combination of Republicans and Northern Democrats could easily have carried the
resolutions [of the Crittenden plan].” (Nevins, The Emergence of Lincoln, pp.
390-393, 397-398, 401-403)

“A Senate committee of thirteen, headed by Crittenden, was at once
constituted to consider . . . plans of compromise. . . . The chief bone of
contention was the 36-30 dividing line between free and slave territory, a
proposition that Toombs and Davis were known to be ready to accept, provided
only that a majority of the Republicans would also agree to it. . . . Lincoln’s
opinion [against this provision of the compromise plan] seems to have been
conclusive, for the Republicans voted unanimously against the proposed dividing
line, and the committee reported back to the Senate that it could not agree.

“Later Crittenden and his supporters argued that the compromise in
which they were interested should be submitted to the people of the country for
approval or rejection at the polls. But the machinery for obtaining such a
referendum did not exist, and all efforts looking toward its creation failed,
largely because of Republican opposition.” (Hicks, The Federal Union, p.

Jefferson Davis, the president of the Confederacy, suspended civil
liberties less often than did Lincoln

“Davis . . . possessed the authority to suspend the writ of habeas
corpus for a total of only sixteen months. During most of that time he exercised
this power more sparingly than did his counterpart in Washington.
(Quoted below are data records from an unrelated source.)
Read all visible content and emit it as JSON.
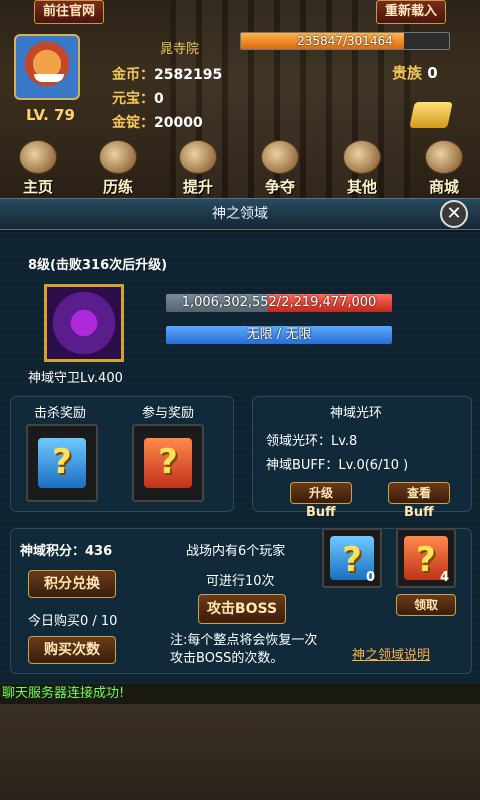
{
  "header": {
    "website_button": "前往官网",
    "reload_button": "重新载入",
    "level": "LV. 79",
    "location": "晁寺院",
    "hp_text": "235847/301464",
    "hp_fraction": 0.782,
    "vip_label": "贵族",
    "vip_level": "0",
    "stats": [
      {
        "key": "金币：",
        "value": "2582195"
      },
      {
        "key": "元宝：",
        "value": "0"
      },
      {
        "key": "金锭：",
        "value": "20000"
      }
    ]
  },
  "nav": [
    {
      "label": "主页",
      "icon": "temple-icon"
    },
    {
      "label": "历练",
      "icon": "scroll-icon"
    },
    {
      "label": "提升",
      "icon": "mask-icon"
    },
    {
      "label": "争夺",
      "icon": "warrior-icon"
    },
    {
      "label": "其他",
      "icon": "letter-icon"
    },
    {
      "label": "商城",
      "icon": "shop-icon"
    }
  ],
  "dialog": {
    "title": "神之领域",
    "close": "✕"
  },
  "boss": {
    "level_text": "8级(击败316次后升级)",
    "guard_name": "神域守卫Lv.400",
    "hp_text": "1,006,302,552/2,219,477,000",
    "hp_fraction": 0.453,
    "limit_text": "无限 / 无限"
  },
  "rewards": {
    "kill_label": "击杀奖励",
    "join_label": "参与奖励"
  },
  "aura": {
    "title": "神域光环",
    "aura_text": "领域光环：Lv.8",
    "buff_text": "神域BUFF：Lv.0(6/10 )",
    "upgrade_btn": "升级",
    "upgrade_sub": "Buff",
    "view_btn": "查看",
    "view_sub": "Buff"
  },
  "score": {
    "points_text": "神域积分：436",
    "exchange_btn": "积分兑换",
    "today_buy": "今日购买0 / 10",
    "buy_btn": "购买次数",
    "players_text": "战场内有6个玩家",
    "attempts_text": "可进行10次",
    "attack_btn": "攻击BOSS",
    "note": "注:每个整点将会恢复一次攻击BOSS的次数。",
    "blue_count": "0",
    "red_count": "4",
    "claim_btn": "领取",
    "help_link": "神之领域说明"
  },
  "chat": "聊天服务器连接成功!"
}
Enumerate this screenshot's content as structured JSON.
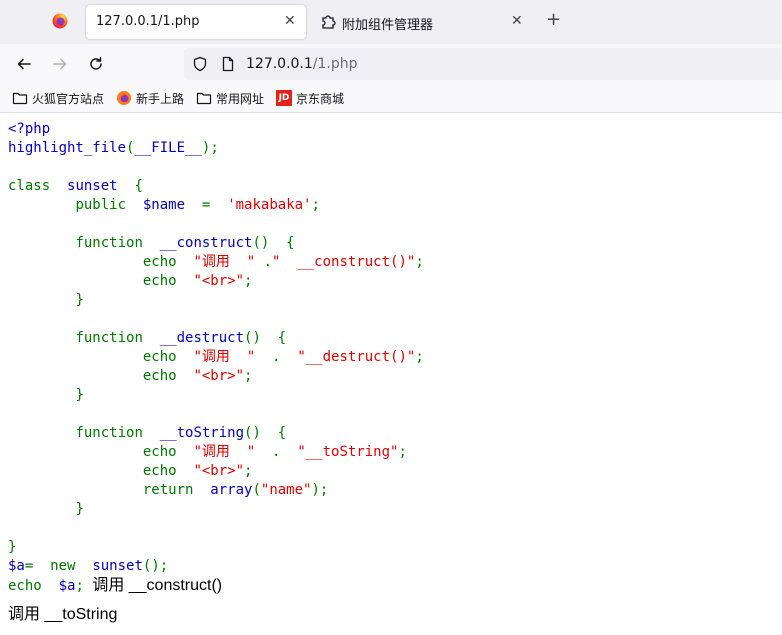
{
  "browser": {
    "tabs": [
      {
        "title": "127.0.0.1/1.php",
        "active": true
      },
      {
        "title": "附加组件管理器",
        "active": false
      }
    ],
    "new_tab_glyph": "+",
    "close_glyph": "✕",
    "url_host": "127.0.0.1",
    "url_path": "/1.php",
    "bookmarks": [
      "火狐官方站点",
      "新手上路",
      "常用网址",
      "京东商城"
    ],
    "jd_icon_text": "JD"
  },
  "colors": {
    "keyword": "#007700",
    "default": "#0000bb",
    "string": "#dd0000"
  },
  "code": {
    "l1": "<?php",
    "l2_fn": "highlight_file",
    "l2_p1": "(",
    "l2_const": "__FILE__",
    "l2_p2": ");",
    "l4_kw": "class",
    "l4_name": "sunset",
    "l4_brace": "{",
    "l5_kw": "public",
    "l5_var": "$name",
    "l5_eq": "=",
    "l5_str": "'makabaka'",
    "l5_semi": ";",
    "fn_kw": "function",
    "construct_name": "__construct",
    "parens_brace": "()  {",
    "destruct_name": "__destruct",
    "tostring_name": "__toString",
    "echo_kw": "echo",
    "str_call_sp": "\"调用  \"",
    "dot": ".",
    "str_construct": "\"  __construct()\"",
    "str_destruct": "\"__destruct()\"",
    "str_tostring": "\"__toString\"",
    "semi": ";",
    "str_br": "\"<br>\"",
    "close_brace": "}",
    "return_kw": "return",
    "array_fn": "array",
    "array_open": "(",
    "array_str": "\"name\"",
    "array_close": ");",
    "final_brace": "}",
    "a_var": "$a",
    "a_eq": "=",
    "new_kw": "new",
    "new_class": "sunset",
    "new_end": "();",
    "echo_var": "$a",
    "echo_semi": ";"
  },
  "output": {
    "line1": "调用 __construct()",
    "line2": "调用 __toString"
  }
}
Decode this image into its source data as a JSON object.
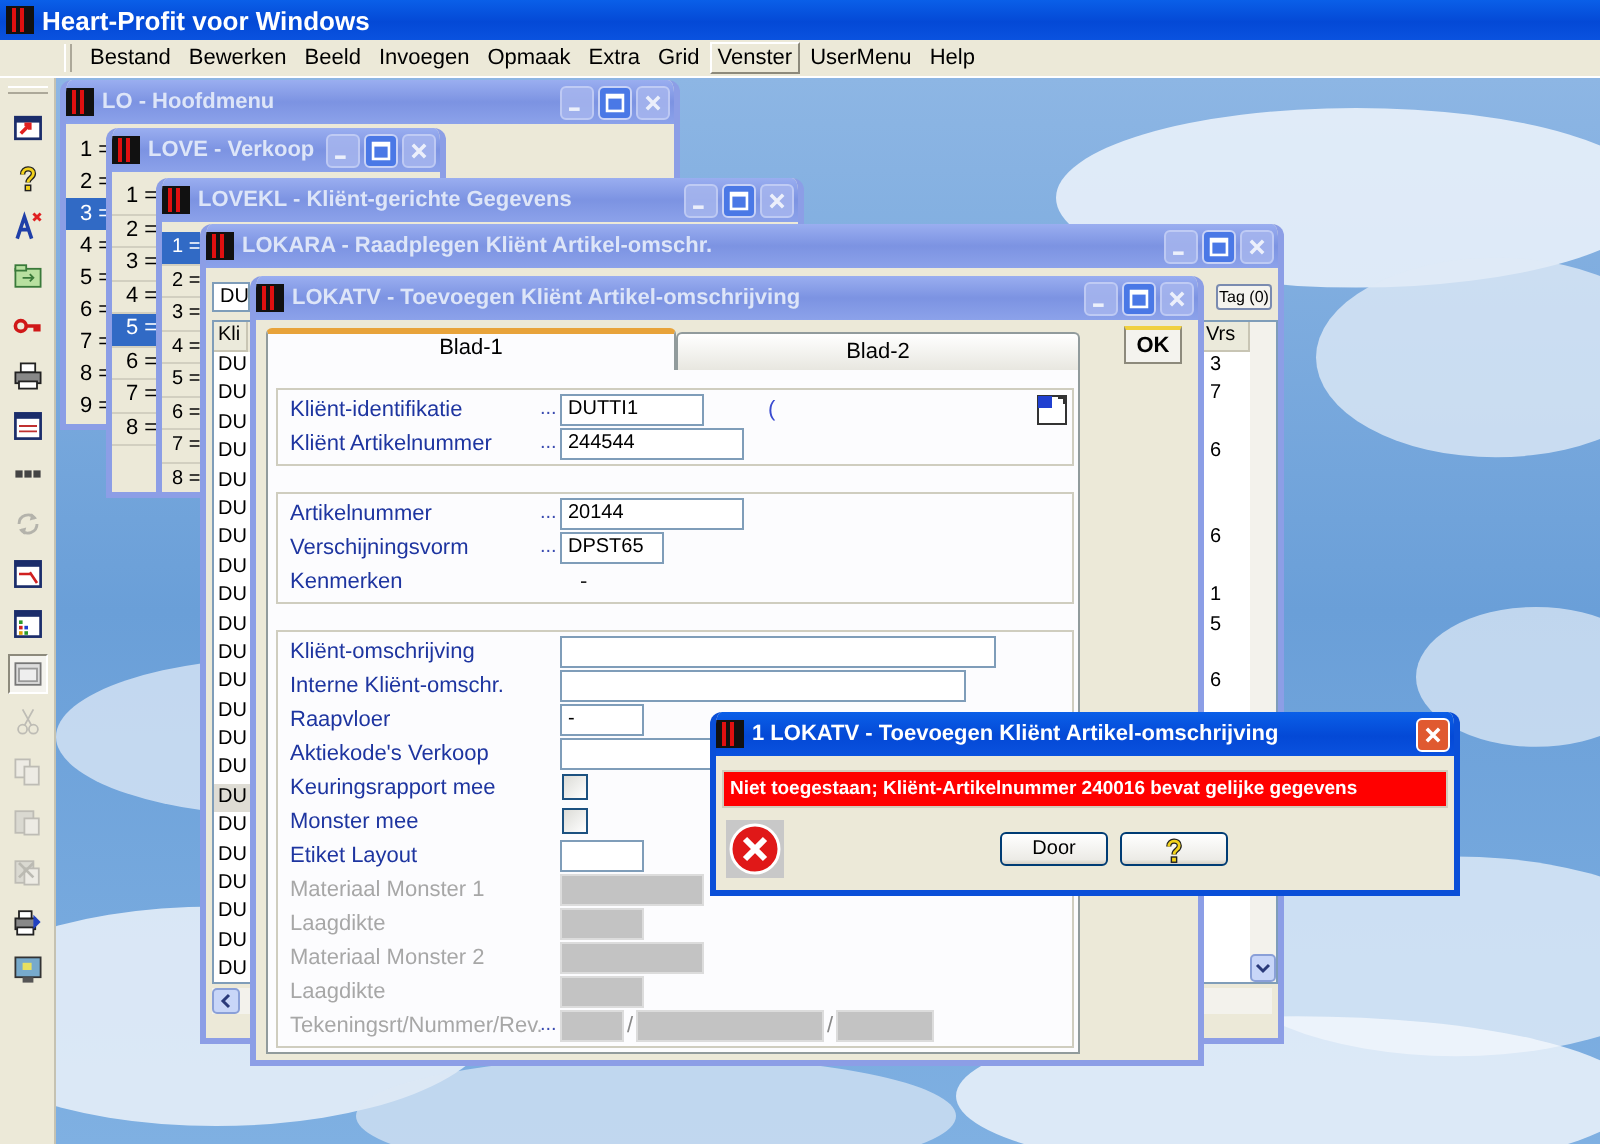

The rhetoric
of southern libertarians about executive tyranny thus seems overblown.”
(McPherson, The Battle Cry of Freedom, p. 435)

“With the suspension of habeas corpus [the right not to be
arrested without reasonable charges being presented], Lincoln authorized General
Scott to make arrests without specific charges to protect secessionist
Marylanders from interfering with communications between Washington and the rest
of the Union. In the next few months, Baltimore’s Mayor William Brown, the
police chief, and nine members of the Maryland legislature were arrested to
prevent them from voting to secede from the Union. . . .

“Twice more during the war Lincoln suspended habeas corpus,
including the suspension ‘throughout the United States’ on September 24, 1862.
Although the records are somewhat unclear, more than thirteen thousand
Americans, most of them opposition Democrats, were arrested during the war
years, giving rise to the charge that Lincoln was a tyrant and a dictator.”
(Davis, Don’t Know Much About the Civil War, pp. 182-183)

Joe Lovrek